→ WORKING DATA:

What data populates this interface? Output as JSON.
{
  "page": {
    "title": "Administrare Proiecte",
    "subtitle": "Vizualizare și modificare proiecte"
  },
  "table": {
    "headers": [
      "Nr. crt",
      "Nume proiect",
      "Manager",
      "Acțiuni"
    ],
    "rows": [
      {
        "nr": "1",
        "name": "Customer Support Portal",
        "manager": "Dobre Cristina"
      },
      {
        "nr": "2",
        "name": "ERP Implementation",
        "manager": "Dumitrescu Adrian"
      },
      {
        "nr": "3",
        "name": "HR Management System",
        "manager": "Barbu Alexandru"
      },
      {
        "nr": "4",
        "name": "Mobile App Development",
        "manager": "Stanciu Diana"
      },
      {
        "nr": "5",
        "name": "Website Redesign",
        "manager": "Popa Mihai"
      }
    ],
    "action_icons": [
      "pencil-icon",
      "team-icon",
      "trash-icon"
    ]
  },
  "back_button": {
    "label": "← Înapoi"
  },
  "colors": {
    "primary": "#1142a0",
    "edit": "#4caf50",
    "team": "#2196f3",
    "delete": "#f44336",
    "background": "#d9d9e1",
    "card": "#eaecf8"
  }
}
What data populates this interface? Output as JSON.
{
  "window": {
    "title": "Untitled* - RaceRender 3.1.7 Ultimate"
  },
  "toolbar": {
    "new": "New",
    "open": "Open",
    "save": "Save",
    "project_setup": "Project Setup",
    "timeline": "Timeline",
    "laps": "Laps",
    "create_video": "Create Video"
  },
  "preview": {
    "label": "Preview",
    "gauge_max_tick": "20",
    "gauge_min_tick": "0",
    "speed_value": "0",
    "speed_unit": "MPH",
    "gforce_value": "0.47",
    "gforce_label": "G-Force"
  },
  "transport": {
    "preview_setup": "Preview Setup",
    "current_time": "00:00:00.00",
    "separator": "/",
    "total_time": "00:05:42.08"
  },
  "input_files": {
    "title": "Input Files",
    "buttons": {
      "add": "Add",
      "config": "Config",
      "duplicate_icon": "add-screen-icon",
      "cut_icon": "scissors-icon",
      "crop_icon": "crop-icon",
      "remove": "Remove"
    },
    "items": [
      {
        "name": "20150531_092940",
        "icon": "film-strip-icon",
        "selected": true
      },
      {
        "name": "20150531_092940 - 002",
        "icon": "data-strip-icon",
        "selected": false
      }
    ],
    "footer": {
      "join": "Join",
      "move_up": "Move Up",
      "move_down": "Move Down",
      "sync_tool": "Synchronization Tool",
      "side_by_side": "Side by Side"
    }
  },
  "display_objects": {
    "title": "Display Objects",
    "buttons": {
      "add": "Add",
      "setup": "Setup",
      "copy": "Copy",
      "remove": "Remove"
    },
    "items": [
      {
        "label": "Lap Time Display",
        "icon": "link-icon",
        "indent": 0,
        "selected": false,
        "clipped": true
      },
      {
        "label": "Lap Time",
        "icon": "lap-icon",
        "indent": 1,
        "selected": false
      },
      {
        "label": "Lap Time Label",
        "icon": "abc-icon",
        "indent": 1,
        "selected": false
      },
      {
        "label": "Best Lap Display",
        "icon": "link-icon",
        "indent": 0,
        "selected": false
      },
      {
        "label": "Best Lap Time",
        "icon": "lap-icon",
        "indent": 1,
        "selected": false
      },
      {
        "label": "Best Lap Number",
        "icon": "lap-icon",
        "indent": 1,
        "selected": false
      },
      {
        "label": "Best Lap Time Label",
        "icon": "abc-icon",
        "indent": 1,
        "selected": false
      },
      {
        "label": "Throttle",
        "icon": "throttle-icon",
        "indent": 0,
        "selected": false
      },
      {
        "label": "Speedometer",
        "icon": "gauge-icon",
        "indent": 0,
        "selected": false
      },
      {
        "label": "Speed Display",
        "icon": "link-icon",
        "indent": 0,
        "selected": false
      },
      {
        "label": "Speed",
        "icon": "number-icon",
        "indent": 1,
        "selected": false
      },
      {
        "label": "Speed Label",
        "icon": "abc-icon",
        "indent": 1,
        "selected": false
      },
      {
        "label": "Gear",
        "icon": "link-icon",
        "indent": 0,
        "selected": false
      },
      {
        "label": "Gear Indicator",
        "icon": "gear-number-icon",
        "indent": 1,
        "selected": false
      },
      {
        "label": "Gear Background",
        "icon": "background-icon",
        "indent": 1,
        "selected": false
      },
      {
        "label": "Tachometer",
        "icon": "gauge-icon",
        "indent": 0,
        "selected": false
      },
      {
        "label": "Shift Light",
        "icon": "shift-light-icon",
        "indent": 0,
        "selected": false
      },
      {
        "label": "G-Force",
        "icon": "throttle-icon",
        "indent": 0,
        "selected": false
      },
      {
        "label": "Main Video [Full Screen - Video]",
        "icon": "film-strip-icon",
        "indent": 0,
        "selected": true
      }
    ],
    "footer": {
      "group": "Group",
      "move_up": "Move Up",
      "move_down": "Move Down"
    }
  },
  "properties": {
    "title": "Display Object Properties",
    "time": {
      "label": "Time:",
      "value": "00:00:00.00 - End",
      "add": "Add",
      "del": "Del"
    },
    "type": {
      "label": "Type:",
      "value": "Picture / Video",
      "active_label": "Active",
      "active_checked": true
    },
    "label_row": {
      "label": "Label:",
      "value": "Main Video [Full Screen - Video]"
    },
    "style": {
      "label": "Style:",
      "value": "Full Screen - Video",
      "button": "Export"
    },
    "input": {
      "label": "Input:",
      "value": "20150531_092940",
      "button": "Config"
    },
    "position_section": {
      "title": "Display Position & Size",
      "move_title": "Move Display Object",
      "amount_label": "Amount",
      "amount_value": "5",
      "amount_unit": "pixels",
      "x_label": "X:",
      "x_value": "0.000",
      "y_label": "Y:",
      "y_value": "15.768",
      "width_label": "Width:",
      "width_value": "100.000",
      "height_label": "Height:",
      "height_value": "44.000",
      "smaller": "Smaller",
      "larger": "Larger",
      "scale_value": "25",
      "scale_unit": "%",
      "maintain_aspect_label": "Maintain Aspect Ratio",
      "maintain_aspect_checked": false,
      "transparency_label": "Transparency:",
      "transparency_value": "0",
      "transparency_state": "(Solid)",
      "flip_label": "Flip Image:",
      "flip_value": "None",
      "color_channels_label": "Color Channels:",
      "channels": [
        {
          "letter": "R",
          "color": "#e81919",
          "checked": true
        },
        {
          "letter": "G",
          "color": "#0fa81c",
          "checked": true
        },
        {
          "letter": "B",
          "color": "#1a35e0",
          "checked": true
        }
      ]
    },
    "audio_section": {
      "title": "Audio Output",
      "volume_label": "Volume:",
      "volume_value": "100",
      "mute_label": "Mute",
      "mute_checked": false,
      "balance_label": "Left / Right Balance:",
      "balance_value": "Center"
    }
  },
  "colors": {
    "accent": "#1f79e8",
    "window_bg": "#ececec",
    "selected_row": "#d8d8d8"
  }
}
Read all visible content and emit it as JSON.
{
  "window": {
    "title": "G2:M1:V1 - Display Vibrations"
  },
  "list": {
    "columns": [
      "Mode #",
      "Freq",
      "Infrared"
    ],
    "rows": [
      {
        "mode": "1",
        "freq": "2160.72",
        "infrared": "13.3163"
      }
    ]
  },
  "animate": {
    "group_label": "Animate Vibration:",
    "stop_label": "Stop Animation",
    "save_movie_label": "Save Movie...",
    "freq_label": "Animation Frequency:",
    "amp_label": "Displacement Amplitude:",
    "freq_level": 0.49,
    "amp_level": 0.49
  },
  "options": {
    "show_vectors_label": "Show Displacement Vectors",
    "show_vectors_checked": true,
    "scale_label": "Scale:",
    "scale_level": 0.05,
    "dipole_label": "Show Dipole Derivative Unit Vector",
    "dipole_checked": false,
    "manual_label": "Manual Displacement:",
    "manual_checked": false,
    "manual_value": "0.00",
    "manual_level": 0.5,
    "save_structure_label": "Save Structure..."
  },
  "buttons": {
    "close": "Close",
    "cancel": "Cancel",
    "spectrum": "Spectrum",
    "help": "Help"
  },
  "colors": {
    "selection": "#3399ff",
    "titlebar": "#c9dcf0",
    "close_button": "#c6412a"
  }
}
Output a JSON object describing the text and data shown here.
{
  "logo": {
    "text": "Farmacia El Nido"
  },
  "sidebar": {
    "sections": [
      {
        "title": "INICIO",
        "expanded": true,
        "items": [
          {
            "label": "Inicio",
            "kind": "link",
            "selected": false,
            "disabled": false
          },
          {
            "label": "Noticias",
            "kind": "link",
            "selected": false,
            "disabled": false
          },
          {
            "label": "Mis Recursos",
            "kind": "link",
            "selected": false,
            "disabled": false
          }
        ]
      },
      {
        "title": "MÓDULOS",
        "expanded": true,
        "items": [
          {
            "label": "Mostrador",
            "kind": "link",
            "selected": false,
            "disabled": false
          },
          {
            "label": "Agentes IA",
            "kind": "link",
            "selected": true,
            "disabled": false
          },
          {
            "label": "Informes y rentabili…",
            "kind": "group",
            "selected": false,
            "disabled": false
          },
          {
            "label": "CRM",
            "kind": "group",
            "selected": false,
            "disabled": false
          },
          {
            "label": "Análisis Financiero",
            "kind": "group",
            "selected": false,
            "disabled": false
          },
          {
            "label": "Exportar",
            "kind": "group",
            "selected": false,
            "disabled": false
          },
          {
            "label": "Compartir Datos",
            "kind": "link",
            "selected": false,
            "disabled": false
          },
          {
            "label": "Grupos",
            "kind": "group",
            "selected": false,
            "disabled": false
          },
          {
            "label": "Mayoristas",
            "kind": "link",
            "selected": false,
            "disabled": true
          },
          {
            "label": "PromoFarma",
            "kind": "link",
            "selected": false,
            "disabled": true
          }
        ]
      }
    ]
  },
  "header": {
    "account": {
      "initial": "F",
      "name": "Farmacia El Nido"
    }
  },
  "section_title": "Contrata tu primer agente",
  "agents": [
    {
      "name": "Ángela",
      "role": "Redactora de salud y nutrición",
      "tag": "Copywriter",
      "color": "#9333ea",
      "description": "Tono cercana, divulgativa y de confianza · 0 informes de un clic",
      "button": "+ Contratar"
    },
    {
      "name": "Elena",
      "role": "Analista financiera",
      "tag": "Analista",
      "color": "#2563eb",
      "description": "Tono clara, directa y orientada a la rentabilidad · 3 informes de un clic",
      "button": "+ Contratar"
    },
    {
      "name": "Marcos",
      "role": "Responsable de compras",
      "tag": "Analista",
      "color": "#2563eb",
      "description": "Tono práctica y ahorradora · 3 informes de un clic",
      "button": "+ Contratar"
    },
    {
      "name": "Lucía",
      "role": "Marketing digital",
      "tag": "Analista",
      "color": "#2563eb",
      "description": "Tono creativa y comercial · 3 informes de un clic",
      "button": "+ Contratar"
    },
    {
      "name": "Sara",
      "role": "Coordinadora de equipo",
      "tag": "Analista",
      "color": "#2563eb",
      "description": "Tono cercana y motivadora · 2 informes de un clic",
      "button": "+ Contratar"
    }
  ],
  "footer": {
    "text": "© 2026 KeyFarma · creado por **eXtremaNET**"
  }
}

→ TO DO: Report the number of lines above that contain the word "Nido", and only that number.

→ ANSWER: 2